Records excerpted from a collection

####

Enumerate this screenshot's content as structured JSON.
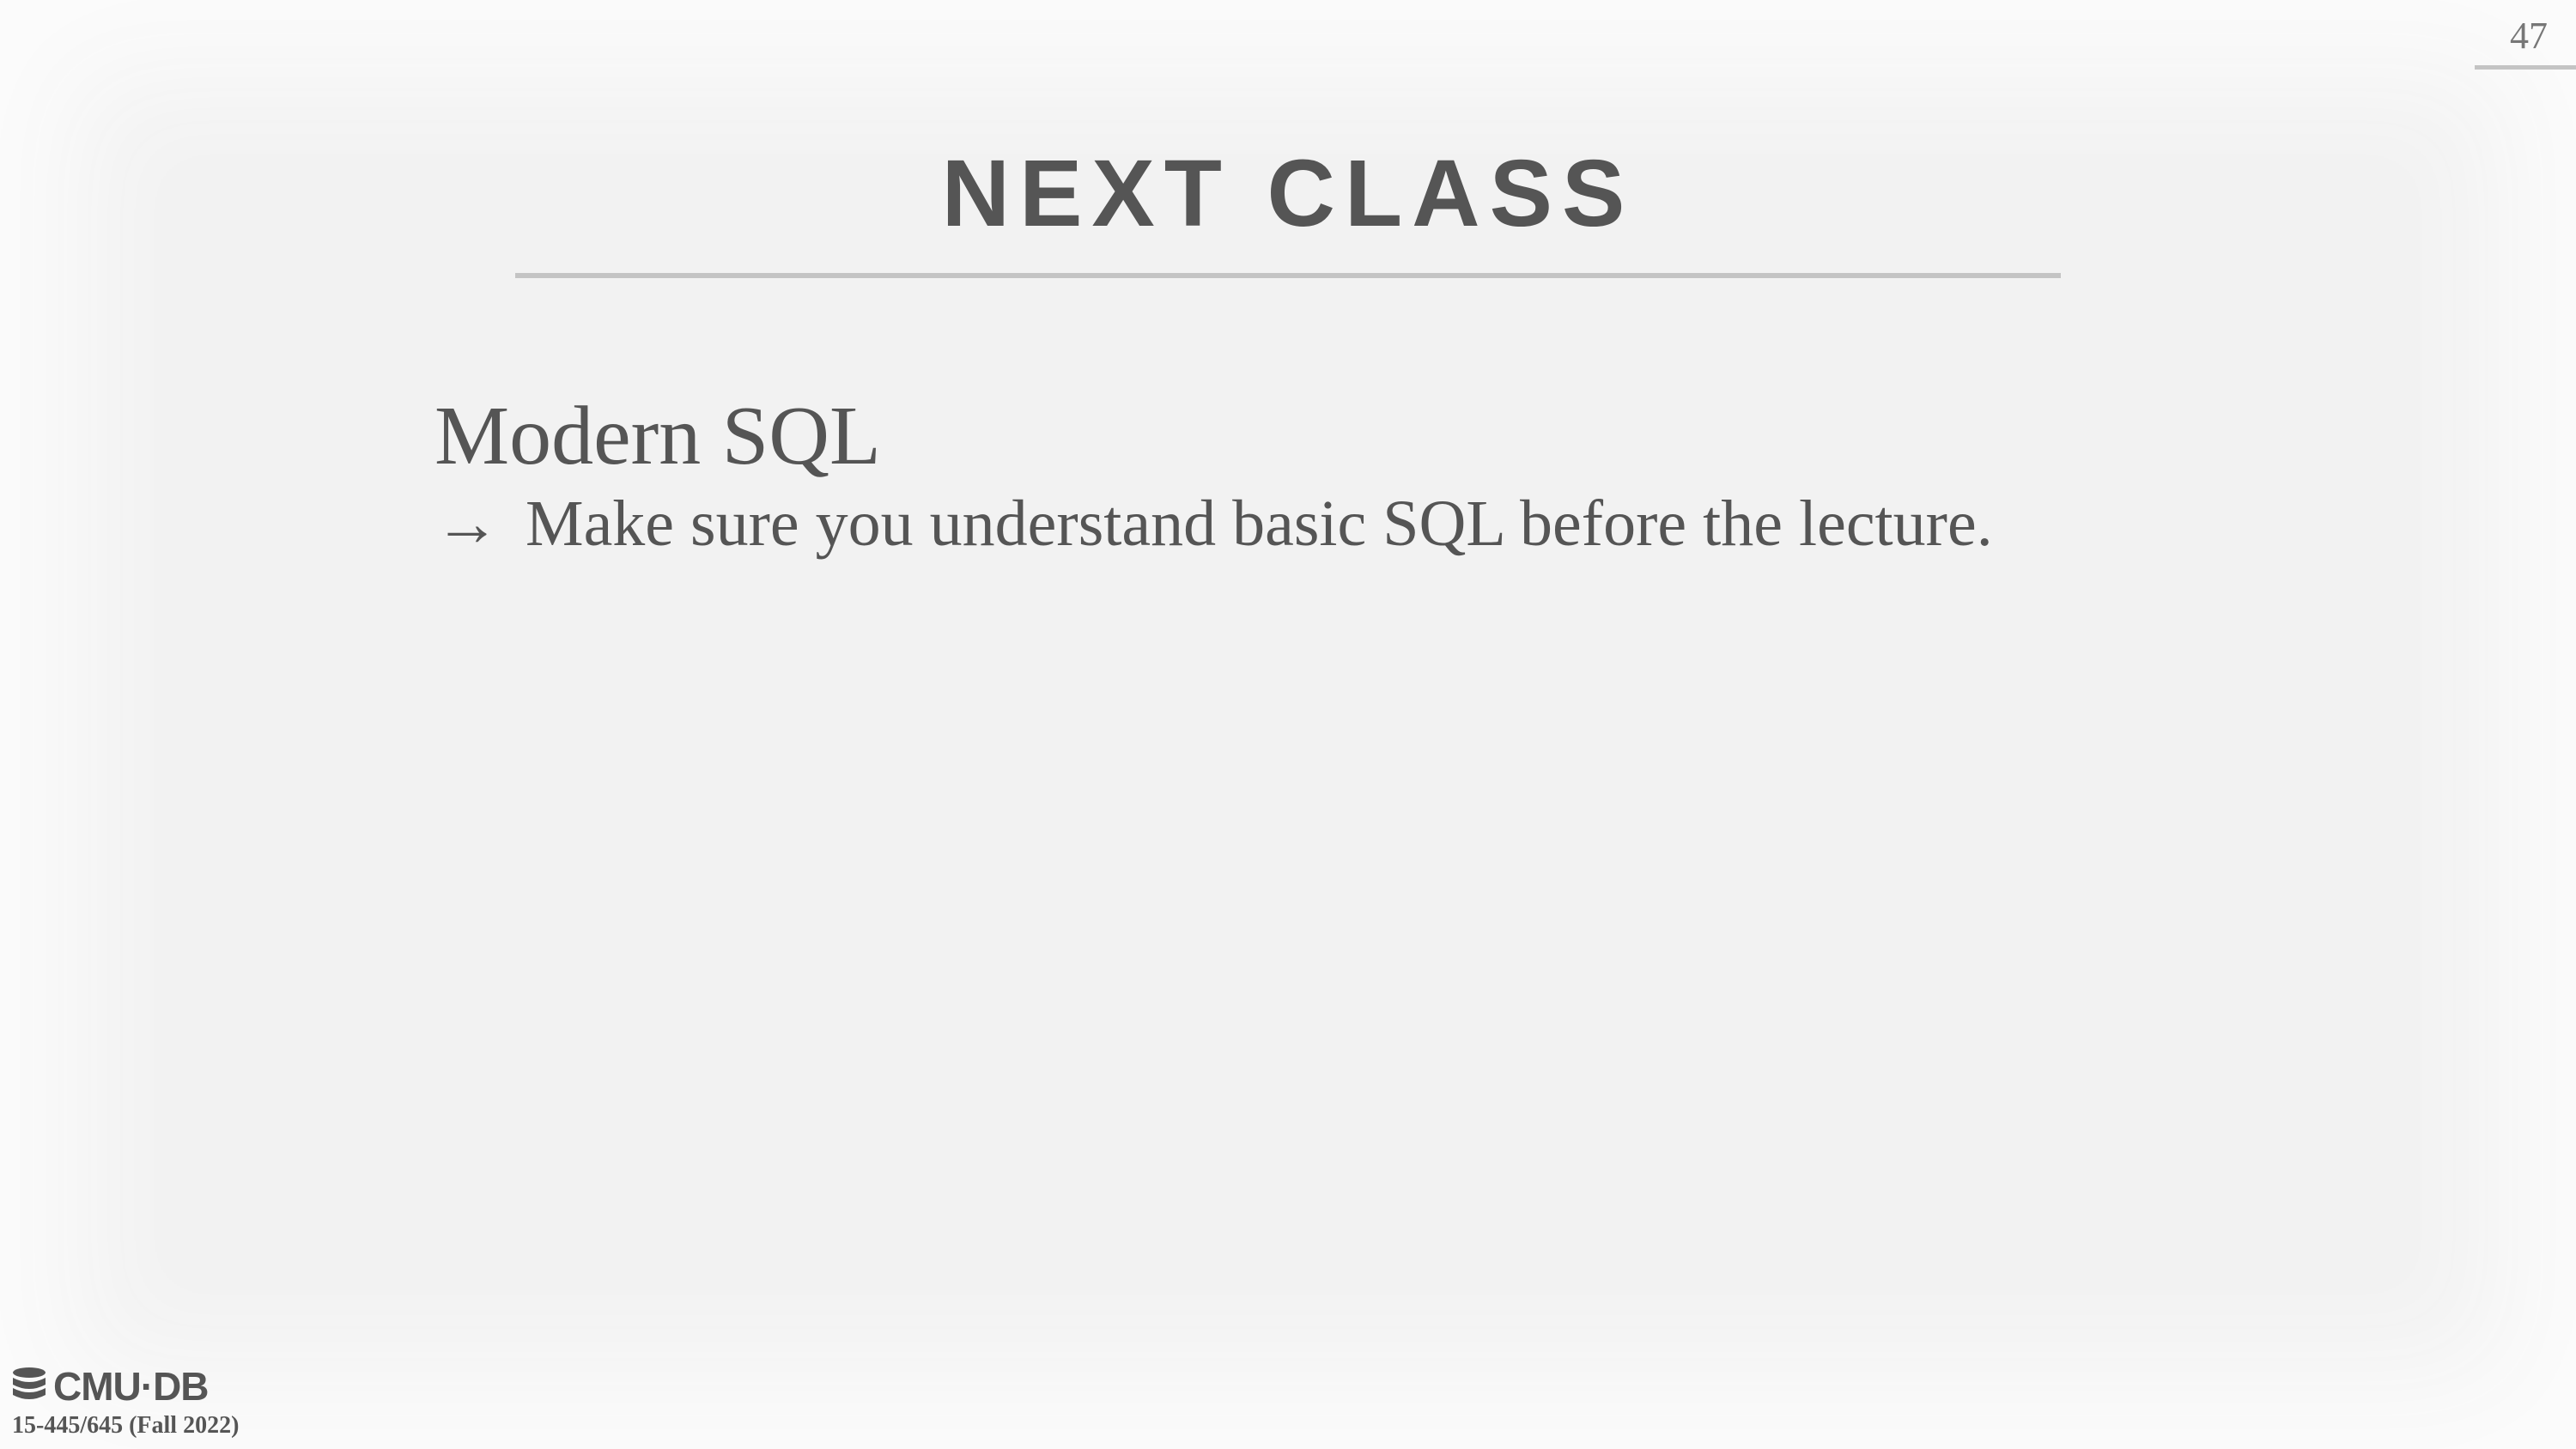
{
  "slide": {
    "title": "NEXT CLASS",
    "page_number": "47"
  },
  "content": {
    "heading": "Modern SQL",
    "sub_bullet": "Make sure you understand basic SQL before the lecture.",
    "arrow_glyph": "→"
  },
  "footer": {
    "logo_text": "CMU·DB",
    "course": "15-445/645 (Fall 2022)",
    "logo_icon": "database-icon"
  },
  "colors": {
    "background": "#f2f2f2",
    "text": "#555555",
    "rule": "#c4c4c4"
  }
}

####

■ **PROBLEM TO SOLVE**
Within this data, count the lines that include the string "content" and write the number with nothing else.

■ **ANSWER BOX**
2